Guest Post by Pam Smith
My first exposure to the use of a “ruler statement” is one I will never forget. The marketing manager of my former company presented his product plan to the senior staff and our company president asked him: “On a scale of one to ten, how would you rate your chances of accomplishing this?” The response was: “Oh, about a four”.
As the senior staff did a collective “gulp” at the thought of a leader presenting a plan he didn’t believe in, the president became angry, let the manager know it right there in the meeting, and sent the manager back to rewrite the plan.
While that was an almost career-ending use of a ruler statement, asking a one-to-ten question with a couple of follow ups can be an excellent way to help a coachee or employee to embrace change, gain confidence, and resolve ambivalence. Using ruler statements comes from a process called Motivational Interviewing and is a tool used to facilitate change in addictions counseling.
Let’s say your coachee has expressed a change they want to make. You can use a ruler statement to determine how important it is to your coachee to make that change.
Coach: “On a scale of 1-10, with 1 being not all that important and 10 being a real priority, how important do you feel it is to make this change?”
Coachee: “I’d say an 8.”
At this point, you may be tempted to accept that number as pretty important and move on. However, if you want to solidify the importance, always ask why they have not used a lower number:
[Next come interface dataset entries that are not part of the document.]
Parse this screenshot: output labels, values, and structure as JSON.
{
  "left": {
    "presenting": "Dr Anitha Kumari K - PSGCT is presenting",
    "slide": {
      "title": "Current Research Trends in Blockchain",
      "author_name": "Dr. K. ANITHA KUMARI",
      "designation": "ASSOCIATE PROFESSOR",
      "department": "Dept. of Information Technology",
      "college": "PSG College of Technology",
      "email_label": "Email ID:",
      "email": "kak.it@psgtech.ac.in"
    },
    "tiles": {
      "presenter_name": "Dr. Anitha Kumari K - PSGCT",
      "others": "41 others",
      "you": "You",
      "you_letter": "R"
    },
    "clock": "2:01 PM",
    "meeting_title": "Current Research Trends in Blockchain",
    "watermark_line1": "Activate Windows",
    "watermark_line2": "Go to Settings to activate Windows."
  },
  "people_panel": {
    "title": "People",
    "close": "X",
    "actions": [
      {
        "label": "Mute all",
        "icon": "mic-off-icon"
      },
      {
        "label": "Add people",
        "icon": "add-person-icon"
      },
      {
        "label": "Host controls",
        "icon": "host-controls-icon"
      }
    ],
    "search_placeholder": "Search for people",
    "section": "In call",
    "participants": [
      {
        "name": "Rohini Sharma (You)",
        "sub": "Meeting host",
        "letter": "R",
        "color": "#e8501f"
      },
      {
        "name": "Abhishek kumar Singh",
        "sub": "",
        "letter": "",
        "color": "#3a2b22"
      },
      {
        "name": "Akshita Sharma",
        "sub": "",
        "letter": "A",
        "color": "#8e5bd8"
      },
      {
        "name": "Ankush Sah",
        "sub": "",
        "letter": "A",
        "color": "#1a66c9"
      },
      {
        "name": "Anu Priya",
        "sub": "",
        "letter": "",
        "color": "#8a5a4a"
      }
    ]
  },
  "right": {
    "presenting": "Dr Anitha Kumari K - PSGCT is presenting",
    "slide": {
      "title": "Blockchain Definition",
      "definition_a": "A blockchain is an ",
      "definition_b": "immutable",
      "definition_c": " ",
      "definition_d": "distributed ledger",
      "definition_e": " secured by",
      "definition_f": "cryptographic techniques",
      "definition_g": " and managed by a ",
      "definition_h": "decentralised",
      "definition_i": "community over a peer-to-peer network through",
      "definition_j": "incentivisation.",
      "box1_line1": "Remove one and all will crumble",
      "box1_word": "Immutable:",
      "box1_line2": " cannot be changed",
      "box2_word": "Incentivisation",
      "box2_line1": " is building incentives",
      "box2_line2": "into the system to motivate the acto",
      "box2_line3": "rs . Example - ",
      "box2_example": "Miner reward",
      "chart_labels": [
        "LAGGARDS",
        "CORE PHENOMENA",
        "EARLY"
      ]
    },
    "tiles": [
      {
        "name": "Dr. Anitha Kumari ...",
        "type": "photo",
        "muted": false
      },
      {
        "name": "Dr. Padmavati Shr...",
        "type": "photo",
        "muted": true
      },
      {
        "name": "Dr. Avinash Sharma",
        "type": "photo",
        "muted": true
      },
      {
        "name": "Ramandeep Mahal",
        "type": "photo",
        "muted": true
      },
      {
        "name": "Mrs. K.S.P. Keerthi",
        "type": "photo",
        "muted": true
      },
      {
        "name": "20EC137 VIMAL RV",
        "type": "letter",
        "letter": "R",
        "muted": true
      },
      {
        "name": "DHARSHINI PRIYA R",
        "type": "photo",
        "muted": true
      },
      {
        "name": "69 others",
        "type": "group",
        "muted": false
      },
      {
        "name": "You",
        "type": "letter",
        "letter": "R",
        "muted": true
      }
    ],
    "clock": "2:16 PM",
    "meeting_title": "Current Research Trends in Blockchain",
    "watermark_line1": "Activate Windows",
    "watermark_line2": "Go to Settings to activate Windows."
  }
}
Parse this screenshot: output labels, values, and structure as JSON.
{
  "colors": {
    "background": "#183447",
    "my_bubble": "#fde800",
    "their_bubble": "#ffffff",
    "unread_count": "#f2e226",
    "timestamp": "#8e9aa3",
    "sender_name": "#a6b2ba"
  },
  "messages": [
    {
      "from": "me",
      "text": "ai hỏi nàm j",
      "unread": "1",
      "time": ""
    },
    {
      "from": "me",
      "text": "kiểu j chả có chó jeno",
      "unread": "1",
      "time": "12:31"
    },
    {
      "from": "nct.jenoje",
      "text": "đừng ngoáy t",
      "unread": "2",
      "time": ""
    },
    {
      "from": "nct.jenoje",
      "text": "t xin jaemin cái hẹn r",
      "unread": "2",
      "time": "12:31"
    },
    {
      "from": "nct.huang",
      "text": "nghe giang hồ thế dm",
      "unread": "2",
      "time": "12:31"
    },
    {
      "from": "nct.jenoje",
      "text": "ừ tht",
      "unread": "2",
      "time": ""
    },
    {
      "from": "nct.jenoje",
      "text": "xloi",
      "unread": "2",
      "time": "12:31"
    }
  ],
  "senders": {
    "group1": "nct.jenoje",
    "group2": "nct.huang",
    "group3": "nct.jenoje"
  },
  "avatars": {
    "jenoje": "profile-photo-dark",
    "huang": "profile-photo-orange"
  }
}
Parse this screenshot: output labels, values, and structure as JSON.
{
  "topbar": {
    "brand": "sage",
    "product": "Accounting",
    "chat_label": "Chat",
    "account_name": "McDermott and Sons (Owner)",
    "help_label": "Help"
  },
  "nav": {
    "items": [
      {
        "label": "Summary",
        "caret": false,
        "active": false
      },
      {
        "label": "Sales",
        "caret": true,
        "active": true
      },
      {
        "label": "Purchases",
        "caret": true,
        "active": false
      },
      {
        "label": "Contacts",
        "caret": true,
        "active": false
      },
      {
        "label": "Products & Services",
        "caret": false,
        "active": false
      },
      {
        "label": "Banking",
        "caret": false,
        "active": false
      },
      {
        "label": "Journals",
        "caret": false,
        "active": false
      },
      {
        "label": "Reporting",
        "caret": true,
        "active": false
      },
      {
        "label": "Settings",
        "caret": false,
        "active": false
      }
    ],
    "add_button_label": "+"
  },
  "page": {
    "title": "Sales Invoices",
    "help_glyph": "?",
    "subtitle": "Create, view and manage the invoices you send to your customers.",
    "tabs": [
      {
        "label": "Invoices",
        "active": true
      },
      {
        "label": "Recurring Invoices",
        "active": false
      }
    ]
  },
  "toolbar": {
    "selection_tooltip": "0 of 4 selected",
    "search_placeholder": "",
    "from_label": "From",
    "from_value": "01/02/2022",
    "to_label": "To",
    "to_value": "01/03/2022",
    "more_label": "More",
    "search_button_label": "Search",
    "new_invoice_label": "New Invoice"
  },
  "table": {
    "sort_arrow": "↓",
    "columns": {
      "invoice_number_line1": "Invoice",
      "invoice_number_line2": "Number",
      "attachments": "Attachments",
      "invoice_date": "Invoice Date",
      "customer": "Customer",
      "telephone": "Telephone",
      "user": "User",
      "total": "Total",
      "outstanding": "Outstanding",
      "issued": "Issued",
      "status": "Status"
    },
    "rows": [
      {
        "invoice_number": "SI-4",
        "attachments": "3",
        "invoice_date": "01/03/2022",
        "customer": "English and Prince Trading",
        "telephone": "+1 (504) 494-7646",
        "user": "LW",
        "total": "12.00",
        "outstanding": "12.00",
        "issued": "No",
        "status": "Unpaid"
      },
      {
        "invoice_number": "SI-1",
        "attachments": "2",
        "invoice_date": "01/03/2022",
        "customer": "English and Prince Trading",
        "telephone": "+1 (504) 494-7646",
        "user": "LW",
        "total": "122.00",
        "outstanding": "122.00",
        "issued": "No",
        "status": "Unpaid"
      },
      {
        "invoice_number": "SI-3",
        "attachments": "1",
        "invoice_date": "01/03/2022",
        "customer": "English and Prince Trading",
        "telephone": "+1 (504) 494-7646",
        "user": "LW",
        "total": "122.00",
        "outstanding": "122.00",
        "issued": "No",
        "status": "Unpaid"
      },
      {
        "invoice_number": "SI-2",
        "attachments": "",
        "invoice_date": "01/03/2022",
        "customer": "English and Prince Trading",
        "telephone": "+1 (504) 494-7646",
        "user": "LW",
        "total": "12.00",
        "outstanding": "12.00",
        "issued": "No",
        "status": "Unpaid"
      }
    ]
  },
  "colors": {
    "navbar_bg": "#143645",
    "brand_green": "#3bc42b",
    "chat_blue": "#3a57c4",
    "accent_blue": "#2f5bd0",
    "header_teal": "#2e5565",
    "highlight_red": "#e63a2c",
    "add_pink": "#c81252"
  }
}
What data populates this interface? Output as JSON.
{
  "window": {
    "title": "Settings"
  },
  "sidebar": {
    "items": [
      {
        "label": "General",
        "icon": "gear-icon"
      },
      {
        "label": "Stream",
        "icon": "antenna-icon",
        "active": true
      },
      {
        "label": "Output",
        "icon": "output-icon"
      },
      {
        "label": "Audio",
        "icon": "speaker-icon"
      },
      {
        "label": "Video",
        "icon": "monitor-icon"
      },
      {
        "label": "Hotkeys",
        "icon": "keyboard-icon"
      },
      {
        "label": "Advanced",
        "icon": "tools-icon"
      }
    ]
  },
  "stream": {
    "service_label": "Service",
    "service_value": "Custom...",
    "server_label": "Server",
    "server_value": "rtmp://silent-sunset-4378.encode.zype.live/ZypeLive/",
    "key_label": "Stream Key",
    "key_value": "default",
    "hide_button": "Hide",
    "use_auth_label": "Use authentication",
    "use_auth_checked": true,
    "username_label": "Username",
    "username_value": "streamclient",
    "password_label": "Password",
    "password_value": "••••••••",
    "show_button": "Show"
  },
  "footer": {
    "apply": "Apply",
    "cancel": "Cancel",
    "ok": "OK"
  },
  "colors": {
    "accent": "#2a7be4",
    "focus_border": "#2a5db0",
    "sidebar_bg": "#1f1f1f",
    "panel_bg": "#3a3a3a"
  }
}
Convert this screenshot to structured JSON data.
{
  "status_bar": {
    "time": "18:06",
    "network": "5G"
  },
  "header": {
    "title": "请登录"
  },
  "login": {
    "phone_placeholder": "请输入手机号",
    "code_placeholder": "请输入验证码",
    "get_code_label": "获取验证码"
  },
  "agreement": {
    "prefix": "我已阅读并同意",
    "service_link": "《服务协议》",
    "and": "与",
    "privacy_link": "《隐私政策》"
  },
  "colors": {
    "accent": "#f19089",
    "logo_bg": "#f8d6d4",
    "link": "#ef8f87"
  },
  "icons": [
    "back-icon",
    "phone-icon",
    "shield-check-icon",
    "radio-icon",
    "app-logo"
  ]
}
Coach: “It sounds important to you…why not a 6?”
Your coachee (or employee) will begin verbalizing what is called “change talk”. The coachee begins selling you on the importance of the change. The more the coachee verbalizes reasons for choosing a higher number than you suggest, the more the need to change is strengthened in the coachee which increases the likelihood of implementation.
The second follow up question to ask for any number given that is not a 10 is:
Coach: “Why not an all-out 10?”
Within the coachee’s response are the perceived obstacles, which open the door to coaching for solutions. (By the way, if you get a 5 or a 6 as the importance response, you have a coachee who is ambivalent about changing. You will want to find out if this is a change they really want to make.)
Once you have examined the importance, you can use a ruler statement to test the level of confidence in making the change. A desired change can be very important to your coachee, yet the coachee may not have confidence that it can be done.
As with the “importance ruler”, always ask first why the coachee did not state a lower number. This will encourage the coachee (or employee) to express why they can do it which builds confidence.
I use ruler statements as a regular tool in coaching. They are great facilitators for good coaching conversations.
Pam Smith is a Leadership and Transition Coach @ ErgoSophic, LLC where she provides life-giving, wisdom-driven coaching at an accessible cost for those who are stuck. She instructs on career and vocation at Biblical Seminary in Hatfield, PA and is a client advocate at the North Care Women’s Clinic in Lansdale, PA. You can reach Pam @ firstname.lastname@example.org